(Element data from apps and pages)
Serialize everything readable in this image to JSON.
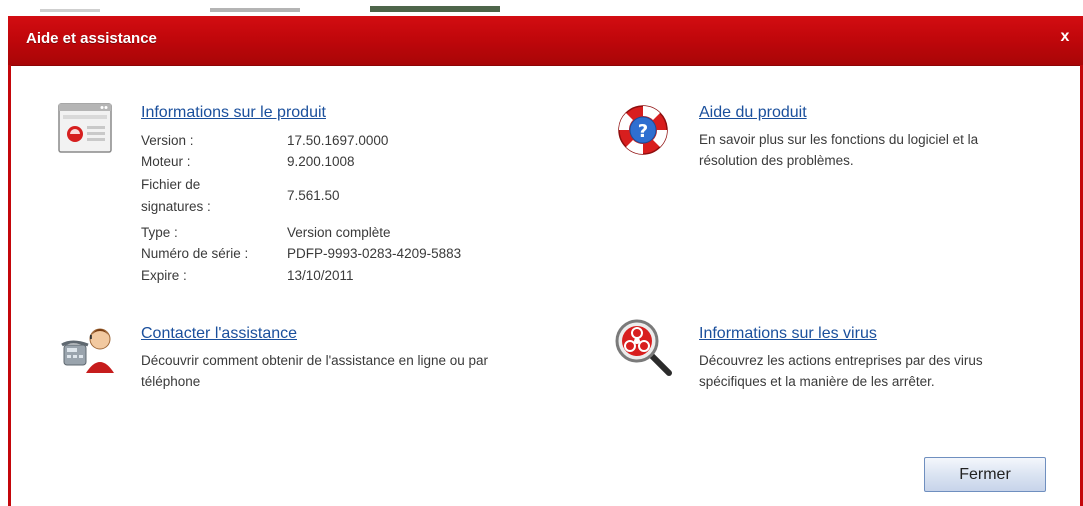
{
  "dialog": {
    "title": "Aide et assistance",
    "close_label": "x"
  },
  "product_info": {
    "heading": "Informations sur le produit",
    "rows": [
      {
        "label": "Version :",
        "value": "17.50.1697.0000"
      },
      {
        "label": "Moteur :",
        "value": "9.200.1008"
      },
      {
        "label": "Fichier de",
        "label2": "signatures :",
        "value": "7.561.50"
      },
      {
        "label": "Type :",
        "value": "Version complète"
      },
      {
        "label": "Numéro de série :",
        "value": "PDFP-9993-0283-4209-5883"
      },
      {
        "label": "Expire :",
        "value": "13/10/2011"
      }
    ]
  },
  "product_help": {
    "heading": "Aide du produit",
    "description": "En savoir plus sur les fonctions du logiciel et la résolution des problèmes."
  },
  "contact_support": {
    "heading": "Contacter l'assistance",
    "description": "Découvrir comment obtenir de l'assistance en ligne ou par téléphone"
  },
  "virus_info": {
    "heading": "Informations sur les virus",
    "description": "Découvrez les actions entreprises par des virus spécifiques et la manière de les arrêter."
  },
  "buttons": {
    "close": "Fermer"
  }
}
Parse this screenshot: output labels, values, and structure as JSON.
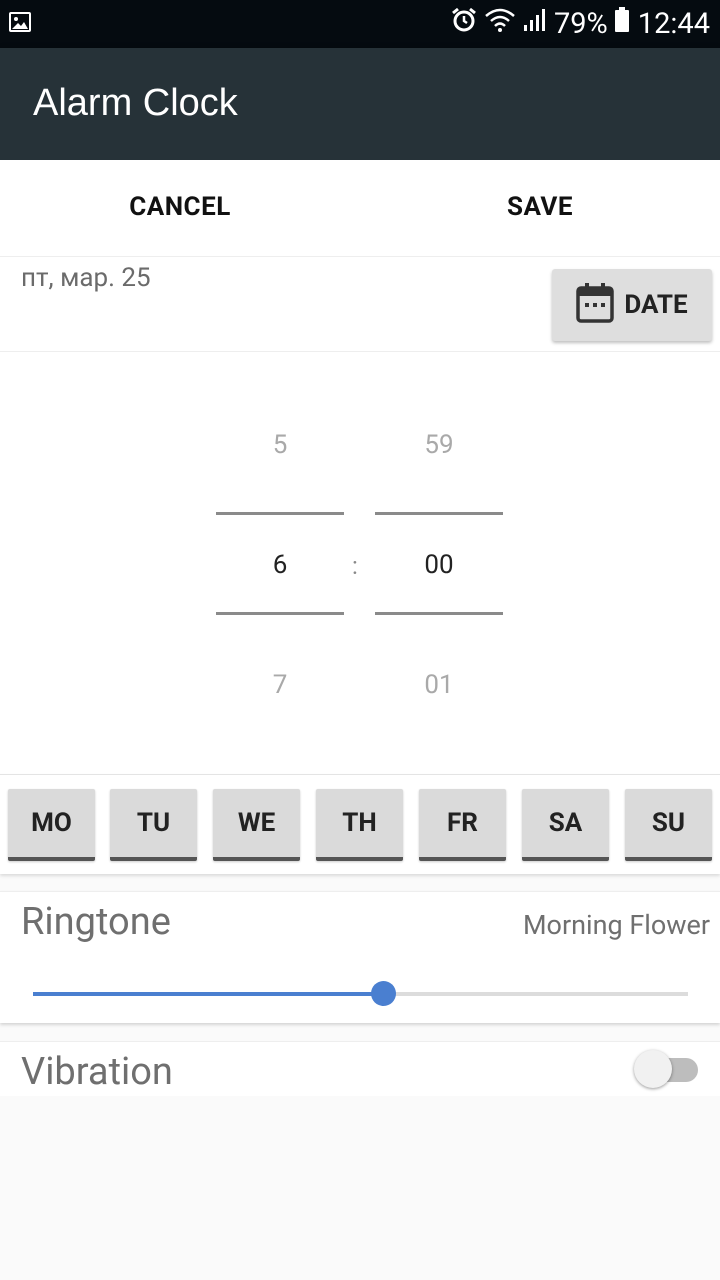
{
  "status_bar": {
    "battery": "79%",
    "time": "12:44",
    "icons": [
      "image-notification-icon",
      "alarm-icon",
      "wifi-icon",
      "signal-icon",
      "battery-icon"
    ]
  },
  "app_bar": {
    "title": "Alarm Clock",
    "color": "#263238"
  },
  "actions": {
    "cancel_label": "CANCEL",
    "save_label": "SAVE"
  },
  "date": {
    "value": "пт, мар. 25",
    "button_label": "DATE",
    "button_icon": "calendar-icon"
  },
  "time_picker": {
    "hours": {
      "prev": "5",
      "current": "6",
      "next": "7"
    },
    "separator": ":",
    "minutes": {
      "prev": "59",
      "current": "00",
      "next": "01"
    }
  },
  "days": [
    {
      "label": "MO"
    },
    {
      "label": "TU"
    },
    {
      "label": "WE"
    },
    {
      "label": "TH"
    },
    {
      "label": "FR"
    },
    {
      "label": "SA"
    },
    {
      "label": "SU"
    }
  ],
  "ringtone": {
    "label": "Ringtone",
    "value": "Morning Flower",
    "volume_fraction": 0.535,
    "accent": "#4a7fd0"
  },
  "vibration": {
    "label": "Vibration",
    "enabled": false
  }
}
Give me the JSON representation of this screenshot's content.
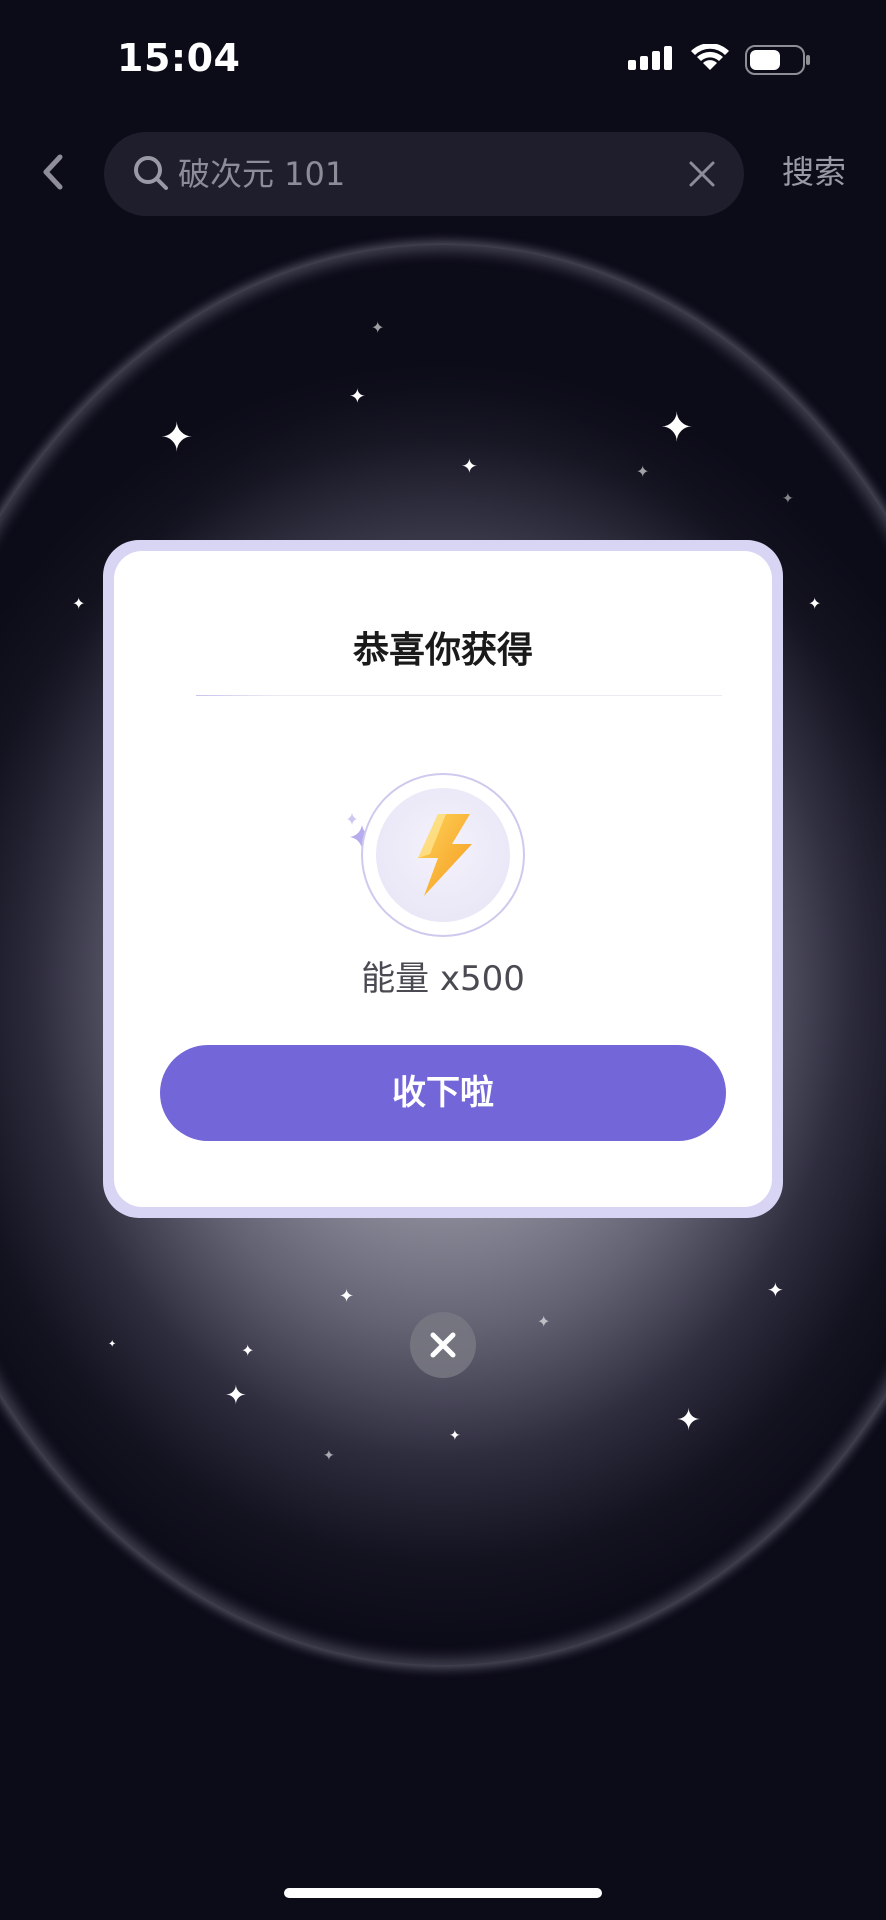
{
  "status_bar": {
    "time": "15:04",
    "icons": [
      "signal-icon",
      "wifi-icon",
      "battery-icon"
    ]
  },
  "header": {
    "back_icon": "chevron-left-icon",
    "search": {
      "icon": "search-icon",
      "query": "破次元 101",
      "clear_icon": "close-icon"
    },
    "search_button_label": "搜索"
  },
  "popup": {
    "title": "恭喜你获得",
    "reward": {
      "icon": "lightning-icon",
      "label": "能量 x500"
    },
    "accept_label": "收下啦"
  },
  "close_icon": "close-icon",
  "colors": {
    "accent": "#7366d9",
    "popup_border": "#d8d4f4",
    "background": "#0c0b18",
    "reward_gold": "#f7b531"
  }
}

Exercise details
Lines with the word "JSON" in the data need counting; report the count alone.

Solved exercise
3